## PROBLEM DESCRIPTION
Copy every line of the data in which the word "оқиғалы" occurs.

## GIVEN DATA
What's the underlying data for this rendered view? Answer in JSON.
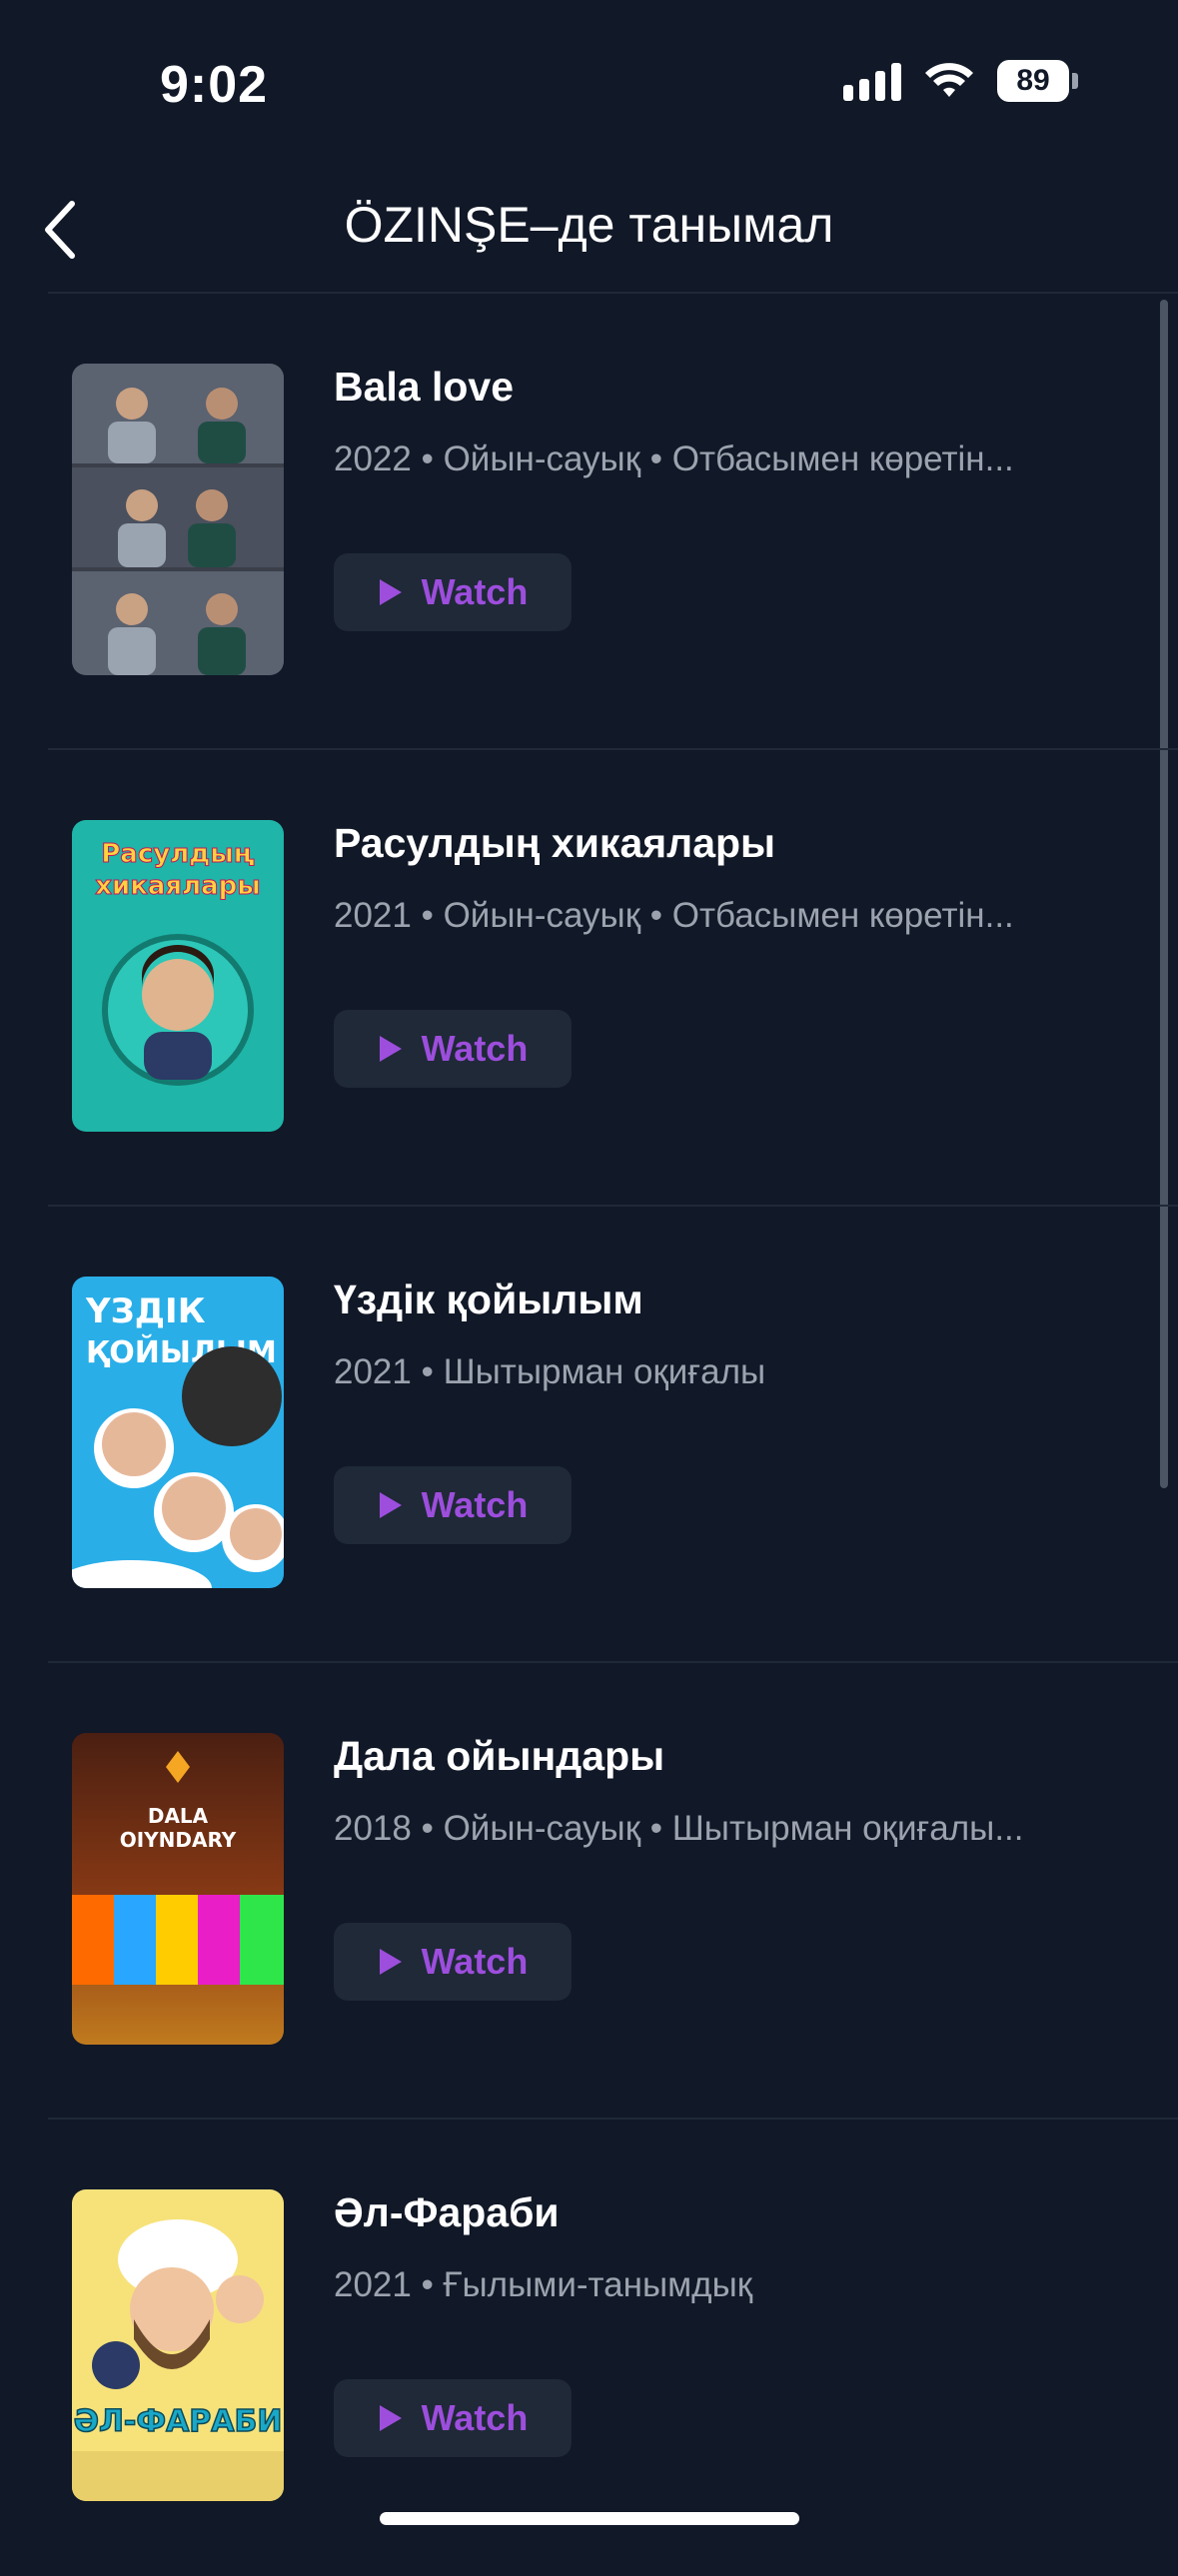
{
  "status_bar": {
    "time": "9:02",
    "battery": "89",
    "icons": [
      "signal-icon",
      "wifi-icon",
      "battery-icon"
    ]
  },
  "header": {
    "title": "ÖZINŞE–де танымал",
    "back_icon": "chevron-left-icon"
  },
  "items": [
    {
      "title": "Bala love",
      "meta": "2022 • Ойын-сауық • Отбасымен көретін...",
      "watch_label": "Watch"
    },
    {
      "title": "Расулдың хикаялары",
      "meta": "2021 • Ойын-сауық • Отбасымен көретін...",
      "watch_label": "Watch",
      "poster_text": [
        "Расулдың",
        "хикаялары"
      ]
    },
    {
      "title": "Үздік қойылым",
      "meta": "2021 • Шытырман оқиғалы",
      "watch_label": "Watch",
      "poster_text": [
        "ҮЗДІК",
        "ҚОЙЫЛЫМ"
      ]
    },
    {
      "title": "Дала ойындары",
      "meta": "2018 • Ойын-сауық • Шытырман оқиғалы...",
      "watch_label": "Watch",
      "poster_text": [
        "DALA",
        "OIYNDARY"
      ]
    },
    {
      "title": "Әл-Фараби",
      "meta": "2021 • Ғылыми-танымдық",
      "watch_label": "Watch",
      "poster_text": [
        "ӘЛ-ФАРАБИ"
      ]
    }
  ],
  "colors": {
    "background": "#111827",
    "accent": "#9d4edd",
    "button_bg": "#1f2937",
    "meta_text": "#9ca3af"
  }
}
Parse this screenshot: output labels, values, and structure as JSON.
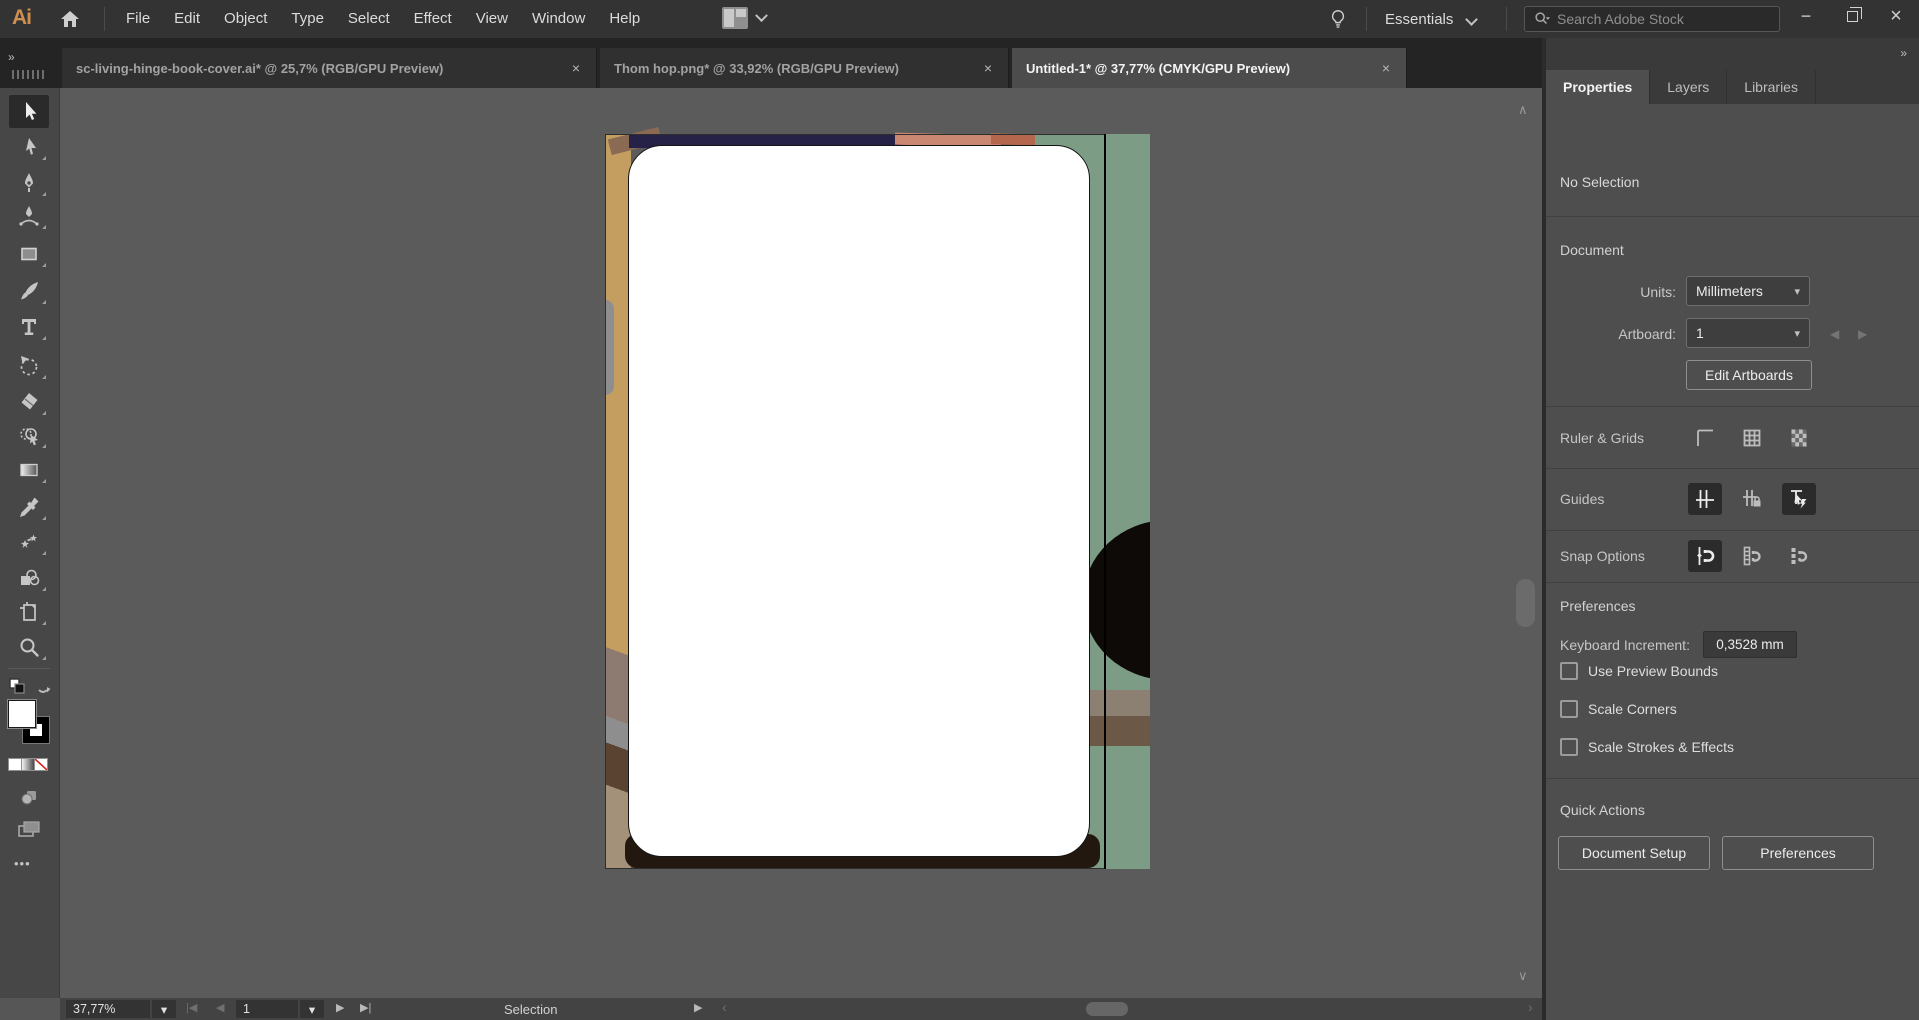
{
  "menubar": {
    "app_label": "Ai",
    "items": [
      "File",
      "Edit",
      "Object",
      "Type",
      "Select",
      "Effect",
      "View",
      "Window",
      "Help"
    ],
    "workspace": "Essentials",
    "search_placeholder": "Search Adobe Stock"
  },
  "tabs": [
    {
      "label": "sc-living-hinge-book-cover.ai* @ 25,7% (RGB/GPU Preview)",
      "active": false
    },
    {
      "label": "Thom hop.png* @ 33,92% (RGB/GPU Preview)",
      "active": false
    },
    {
      "label": "Untitled-1* @ 37,77% (CMYK/GPU Preview)",
      "active": true
    }
  ],
  "panel": {
    "tabs": [
      {
        "label": "Properties",
        "active": true
      },
      {
        "label": "Layers",
        "active": false
      },
      {
        "label": "Libraries",
        "active": false
      }
    ],
    "selection_status": "No Selection",
    "document": {
      "heading": "Document",
      "units_label": "Units:",
      "units_value": "Millimeters",
      "artboard_label": "Artboard:",
      "artboard_value": "1",
      "edit_artboards": "Edit Artboards"
    },
    "ruler_grids_label": "Ruler & Grids",
    "guides_label": "Guides",
    "snap_options_label": "Snap Options",
    "preferences": {
      "heading": "Preferences",
      "keyboard_increment_label": "Keyboard Increment:",
      "keyboard_increment_value": "0,3528 mm",
      "checkboxes": [
        "Use Preview Bounds",
        "Scale Corners",
        "Scale Strokes & Effects"
      ]
    },
    "quick_actions": {
      "heading": "Quick Actions",
      "buttons": [
        "Document Setup",
        "Preferences"
      ]
    }
  },
  "statusbar": {
    "zoom_level": "37,77%",
    "artboard_number": "1",
    "active_tool_label": "Selection"
  },
  "icons": {
    "close": "×",
    "chevron_down": "▾",
    "double_chevron": "»",
    "first": "|◀",
    "prev": "◀",
    "next": "▶",
    "last": "▶|",
    "play": "▶",
    "scroll_left": "‹",
    "scroll_right": "›",
    "scroll_up": "∧",
    "scroll_down": "∨",
    "minimize": "−",
    "ellipsis": "•••",
    "type_tool": "T"
  },
  "colors": {
    "tan": "#c49d60",
    "navy": "#262147",
    "brown": "#8a6a52",
    "salmon": "#ca8771",
    "salmon_dark": "#b5674e",
    "green": "#7d9c85",
    "ink": "#0d0a08",
    "shadow": "#231810",
    "card": "#ffffff",
    "pasteboard": "#5b5b5b"
  }
}
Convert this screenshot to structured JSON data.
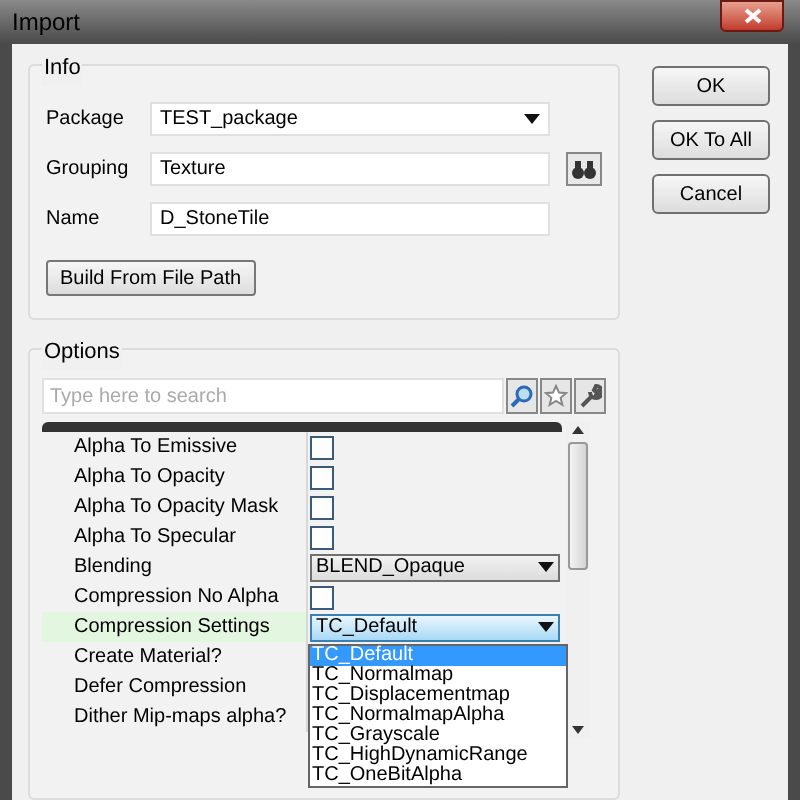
{
  "window": {
    "title": "Import"
  },
  "info": {
    "title": "Info",
    "fields": [
      {
        "label": "Package",
        "kind": "combo",
        "value": "TEST_package"
      },
      {
        "label": "Grouping",
        "kind": "browse",
        "value": "Texture"
      },
      {
        "label": "Name",
        "kind": "text",
        "value": "D_StoneTile"
      }
    ],
    "build_button": "Build From File Path"
  },
  "buttons": [
    "OK",
    "OK To All",
    "Cancel"
  ],
  "options": {
    "title": "Options",
    "search": {
      "placeholder": "Type here to search"
    },
    "rows": [
      {
        "name": "Alpha To Emissive",
        "kind": "checkbox",
        "checked": false,
        "selected": false
      },
      {
        "name": "Alpha To Opacity",
        "kind": "checkbox",
        "checked": false,
        "selected": false
      },
      {
        "name": "Alpha To Opacity Mask",
        "kind": "checkbox",
        "checked": false,
        "selected": false
      },
      {
        "name": "Alpha To Specular",
        "kind": "checkbox",
        "checked": false,
        "selected": false
      },
      {
        "name": "Blending",
        "kind": "combo",
        "value": "BLEND_Opaque",
        "selected": false
      },
      {
        "name": "Compression No Alpha",
        "kind": "checkbox",
        "checked": false,
        "selected": false
      },
      {
        "name": "Compression Settings",
        "kind": "combo",
        "value": "TC_Default",
        "selected": true,
        "open": true
      },
      {
        "name": "Create Material?",
        "kind": "hidden",
        "selected": false
      },
      {
        "name": "Defer Compression",
        "kind": "hidden",
        "selected": false
      },
      {
        "name": "Dither Mip-maps alpha?",
        "kind": "hidden",
        "selected": false
      }
    ],
    "dropdown": [
      {
        "label": "TC_Default",
        "selected": true
      },
      {
        "label": "TC_Normalmap",
        "selected": false
      },
      {
        "label": "TC_Displacementmap",
        "selected": false
      },
      {
        "label": "TC_NormalmapAlpha",
        "selected": false
      },
      {
        "label": "TC_Grayscale",
        "selected": false
      },
      {
        "label": "TC_HighDynamicRange",
        "selected": false
      },
      {
        "label": "TC_OneBitAlpha",
        "selected": false
      }
    ]
  }
}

## TASK ANSWER
      "meta": "2021 • Шытырман оқиғалы",
      "meta": "2018 • Ойын-сауық • Шытырман оқиғалы...",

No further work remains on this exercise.